The Qualified Mortgage Rule came into effect on January 14, 2014 as one of the results to the Dodd Frank Reform Act to protect consumers from predatory lending practices. This will affect the underwriting standards that the majority of lenders will use to qualify borrowers.
The ability to repay rule states that financial information must be supplied by the borrower and verified by the lender. The borrower must have sufficient assets or income to pay back the loan which limits the maximum debt-to-income ratio of 43%. In an effort to present a more accurate picture of the costs to the borrower, teaser rates can no longer hide a mortgage’s true cost.
A maximum of 3% in upfront points and fees can be paid on behalf of the borrower. There can be no negative amortization, interest-only or balloon payments and the loan term limit cannot exceed 30 years.
While there are more requirements, most deal with good underwriting practices that are followed by reputable lenders such as considering and verifying things that affect the ability to repay the mortgage like income, assets, employment status, simultaneous loans, debt, alimony, child support and credit history.
A water meter key is like insurance; buy it before you need it.
Imagine a pipe has burst and there is water flowing like a river through your home. There may a cut-off valve to each sink if it works and if that’s where the leak is coming from. Your home may have a master cut-off valve but if you haven’t used it before, you might not know where it is. The last resort is to cut off all the water to your house at the meter.
In most cases, you’ll need a key to get into the meter. With water starting to rise in your home, concern over the damage being done may add to your anxieties. You don’t have time to call a plumber or even go the store to buy a water meter key.
Emergencies are handled much better when you plan for them in advance and practice, even though you hope you’ll never need it.
1. Determine what kind of key you need to open your water meter.
2. Purchase it at the home improvement or hardware store.
3. Practice opening the meter to be able to do it quickly and easily.
4. If your meter key doesn’t have a wrench on one end, you need a wrench to turn the water valve.
5. Practice turning the water off just to see how it works and feels.
6. Put the key in an obvious and conspicuous place.
7. Have the phone number of an emergency plumber, just in case you need it.
While you’re planning for the unexpected, it might be a good idea to show some of the other family members how it works and where you keep the key.
Coffee should be hot.

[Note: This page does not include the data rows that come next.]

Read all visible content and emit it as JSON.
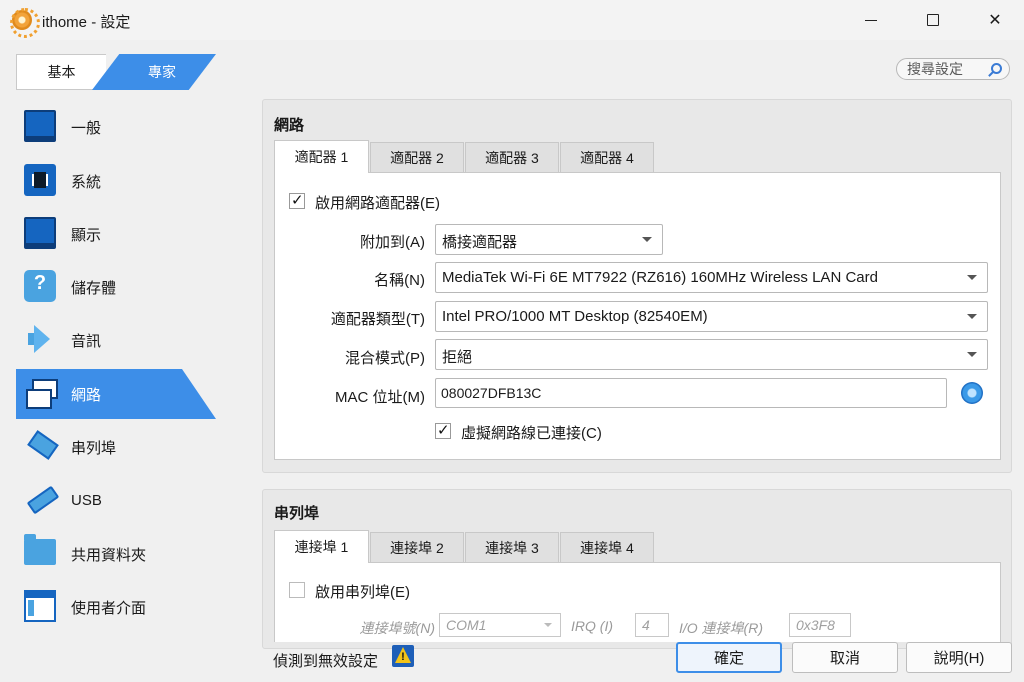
{
  "window": {
    "title": "ithome - 設定"
  },
  "mode": {
    "basic": "基本",
    "expert": "專家"
  },
  "search": {
    "placeholder": "搜尋設定"
  },
  "sidebar": {
    "items": [
      {
        "label": "一般",
        "icon": "monitor-icon"
      },
      {
        "label": "系統",
        "icon": "chip-icon"
      },
      {
        "label": "顯示",
        "icon": "display-icon"
      },
      {
        "label": "儲存體",
        "icon": "disk-icon"
      },
      {
        "label": "音訊",
        "icon": "speaker-icon"
      },
      {
        "label": "網路",
        "icon": "network-icon",
        "active": true
      },
      {
        "label": "串列埠",
        "icon": "serial-icon"
      },
      {
        "label": "USB",
        "icon": "usb-icon"
      },
      {
        "label": "共用資料夾",
        "icon": "folder-icon"
      },
      {
        "label": "使用者介面",
        "icon": "ui-icon"
      }
    ]
  },
  "network": {
    "title": "網路",
    "tabs": [
      "適配器 1",
      "適配器 2",
      "適配器 3",
      "適配器 4"
    ],
    "enable_label": "啟用網路適配器(E)",
    "enable_checked": true,
    "attached_label": "附加到(A)",
    "attached_value": "橋接適配器",
    "name_label": "名稱(N)",
    "name_value": "MediaTek Wi-Fi 6E MT7922 (RZ616) 160MHz Wireless LAN Card",
    "adapter_type_label": "適配器類型(T)",
    "adapter_type_value": "Intel PRO/1000 MT Desktop (82540EM)",
    "promisc_label": "混合模式(P)",
    "promisc_value": "拒絕",
    "mac_label": "MAC 位址(M)",
    "mac_value": "080027DFB13C",
    "cable_label": "虛擬網路線已連接(C)",
    "cable_checked": true
  },
  "serial": {
    "title": "串列埠",
    "tabs": [
      "連接埠 1",
      "連接埠 2",
      "連接埠 3",
      "連接埠 4"
    ],
    "enable_label": "啟用串列埠(E)",
    "enable_checked": false,
    "port_number_label": "連接埠號(N)",
    "port_number_value": "COM1",
    "irq_label": "IRQ (I)",
    "irq_value": "4",
    "io_label": "I/O 連接埠(R)",
    "io_value": "0x3F8"
  },
  "footer": {
    "status": "偵測到無效設定",
    "ok": "確定",
    "cancel": "取消",
    "help": "說明(H)"
  },
  "colors": {
    "accent": "#3d8ee8"
  }
}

Beer should be cold. Mexican food should be spicy. However, if these things are less than the standard that you expect, there are not any lasting consequences.
As the value of the object in question rises, either in price or gravity, the expectations usually increase and decisions become progressively more important. Marriage, children, health and careers are certainly a few of the more important items that bear careful consideration.

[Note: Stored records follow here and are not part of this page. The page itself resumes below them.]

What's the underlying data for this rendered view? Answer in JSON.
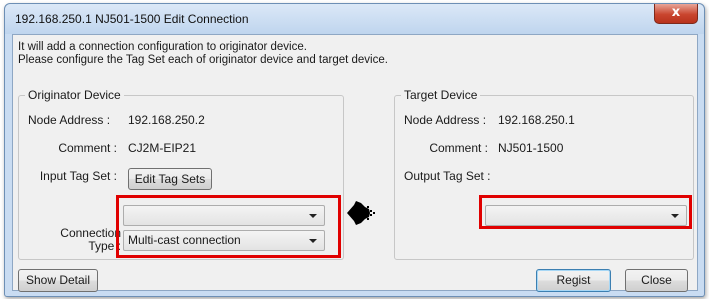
{
  "window": {
    "title": "192.168.250.1 NJ501-1500 Edit Connection",
    "close_label": "x"
  },
  "description": {
    "line1": "It will add a connection configuration to originator device.",
    "line2": "Please configure the Tag Set each of originator device and target device."
  },
  "originator": {
    "group_title": "Originator Device",
    "node_address_label": "Node Address :",
    "node_address_value": "192.168.250.2",
    "comment_label": "Comment :",
    "comment_value": "CJ2M-EIP21",
    "input_tag_set_label": "Input Tag Set :",
    "edit_tag_sets_label": "Edit Tag Sets",
    "input_tag_set_value": "",
    "connection_type_label_line1": "Connection",
    "connection_type_label_line2": "Type :",
    "connection_type_value": "Multi-cast connection"
  },
  "target": {
    "group_title": "Target Device",
    "node_address_label": "Node Address :",
    "node_address_value": "192.168.250.1",
    "comment_label": "Comment :",
    "comment_value": "NJ501-1500",
    "output_tag_set_label": "Output Tag Set :",
    "output_tag_set_value": ""
  },
  "footer": {
    "show_detail_label": "Show Detail",
    "regist_label": "Regist",
    "close_label": "Close"
  },
  "colors": {
    "highlight_box": "#e00000",
    "title_bar": "#c9dcf2",
    "dialog_body": "#f0f0f0"
  }
}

The sale of the largest asset that most people own, their home, also merits having reasonable expectations. A homeowner should expect to get the market value for their home in a reasonable period of time with as few inconveniences as possible.
According to the latest Home Buyers and Sellers Survey, more homeowners are entrusting the sale of their home to real estate professionals. Owners can increase the likelihood of a favorable outcome by sharing their expectations with agents prior to listing their home for sale.
Challenge your agent to explain what they intend to do to:
- Price the home correctly
- Prepare the home to make a good impression
- Position the home in the marketplace
It is reasonable for a seller to expect the agent will work hard to sell the home; will tell the truth and represent the client’s interests to the best of their ability. Agents exemplify remarkable service when they exceed the seller’s expectations.